It is the intention that in the (far) future regressions will become blocking for migration, but until then the added age will probably be raised over time as a semi-block.
There is one important note to make here on how to go about regressions in test cases from reverse dependencies. We recommend communication between the maintainers of the involved packages as one party has insight in what changed and the other party insight in what is being tested. More information is available in the britney documentation.
Note about migration-reference/0: this is a trigger that has special meaning for britney. britney keeps track of historical PASS results. If a regression migrates to testing britney doesn't know. However, when it encounters the result of a migratio-reference/0 trigger, it stores that as it current reference. These triggers are run with only packages from testing.
Delta to Ubuntu
People may have experience with the way Ubuntu runs the autopkgtests in their framework. There a couple of differences.
- In Debian, we don't block migration (yet), we merely delay migration in case of regression.
- In Debian's setup, only packages that are explicitly enabled are allowed from unstable, while in Ubuntu's setup, there is a fall back where all packages from the proposed pocket are allowed (autopkgtest --no-apt-fallback)
- Debian's britney2 tries to calculate which packages from unstable are needed to make a package (including the test dependencies) install-able. I.e. when a package coming from unstable has a versioned dependency only in unstable, it will be added to the triggers. Same for versioned Breaks.
- For Debian, the reference is the current status in testing (we don't care for the history). To know the current status we trigger migration-reference/0 runs with ONLY testing enabled. Ubuntu regresses if a test passed anywhere in the history on a specific architecture.
- In the Debian setup we retry regressions once a day.
- Debian only runs autopkg tests on amd64, while Ubuntu runs them on all architectures built by Ubuntu.
- Debian doesn't run autopkg tests for binNMUs. E.g. for a library transition, Debian only runs the tests triggered by the library package, it doesn't run the autopkg tests for all the packages built with the new library version. Things known not to be catched in Debian:
- A library rebuild causes an ABI change in another library. E.g. when boost is rebuilt with a new version of icu, it changes ABI (that seems to be not the case in recent boost versions).

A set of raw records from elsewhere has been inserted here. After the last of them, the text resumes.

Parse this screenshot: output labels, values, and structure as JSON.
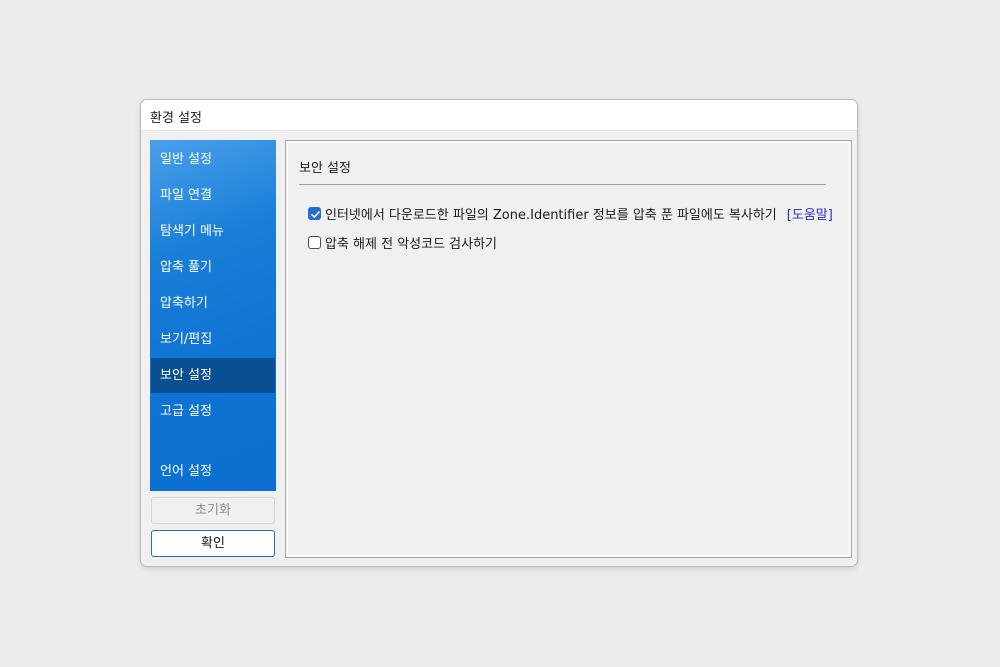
{
  "window": {
    "title": "환경 설정"
  },
  "sidebar": {
    "items": [
      {
        "label": "일반 설정"
      },
      {
        "label": "파일 연결"
      },
      {
        "label": "탐색기 메뉴"
      },
      {
        "label": "압축 풀기"
      },
      {
        "label": "압축하기"
      },
      {
        "label": "보기/편집"
      },
      {
        "label": "보안 설정"
      },
      {
        "label": "고급 설정"
      },
      {
        "label": "언어 설정"
      }
    ],
    "active_item": "보안 설정"
  },
  "buttons": {
    "reset_label": "초기화",
    "ok_label": "확인"
  },
  "panel": {
    "section_title": "보안 설정",
    "options": [
      {
        "label": "인터넷에서 다운로드한 파일의 Zone.Identifier 정보를 압축 푼 파일에도 복사하기",
        "checked": true
      },
      {
        "label": "압축 해제 전 악성코드 검사하기",
        "checked": false
      }
    ],
    "help_link": "[도움말]"
  },
  "colors": {
    "sidebar_accent": "#0f74d3",
    "sidebar_active": "#0a4f92",
    "checkbox_checked": "#1f6fcd",
    "link": "#2b2bc4"
  }
}
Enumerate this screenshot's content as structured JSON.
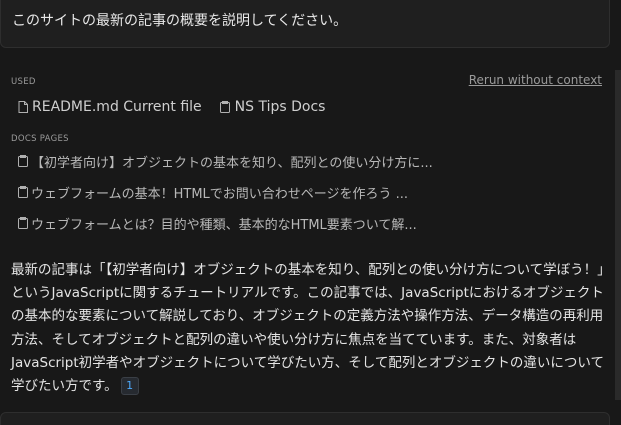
{
  "user_message": {
    "text": "このサイトの最新の記事の概要を説明してください。"
  },
  "used": {
    "label": "USED",
    "rerun_label": "Rerun without context",
    "items": [
      {
        "label": "README.md Current file",
        "icon": "file-icon"
      },
      {
        "label": "NS Tips Docs",
        "icon": "docs-icon"
      }
    ]
  },
  "docs_pages": {
    "label": "DOCS PAGES",
    "items": [
      {
        "label": "【初学者向け】オブジェクトの基本を知り、配列との使い分け方に...",
        "icon": "docs-icon"
      },
      {
        "label": "ウェブフォームの基本！HTMLでお問い合わせページを作ろう ...",
        "icon": "docs-icon"
      },
      {
        "label": "ウェブフォームとは？目的や種類、基本的なHTML要素ついて解...",
        "icon": "docs-icon"
      }
    ]
  },
  "answer": {
    "text": "最新の記事は「【初学者向け】オブジェクトの基本を知り、配列との使い分け方について学ぼう！」というJavaScriptに関するチュートリアルです。この記事では、JavaScriptにおけるオブジェクトの基本的な要素について解説しており、オブジェクトの定義方法や操作方法、データ構造の再利用方法、そしてオブジェクトと配列の違いや使い分け方に焦点を当てています。また、対象者はJavaScript初学者やオブジェクトについて学びたい方、そして配列とオブジェクトの違いについて学びたい方です。",
    "citation": "1"
  }
}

- binNMUs picking up unrelated changes, and failing. E.g. dh-python now generates dependencies on python2 instead of python, but the autopkg tests still call python.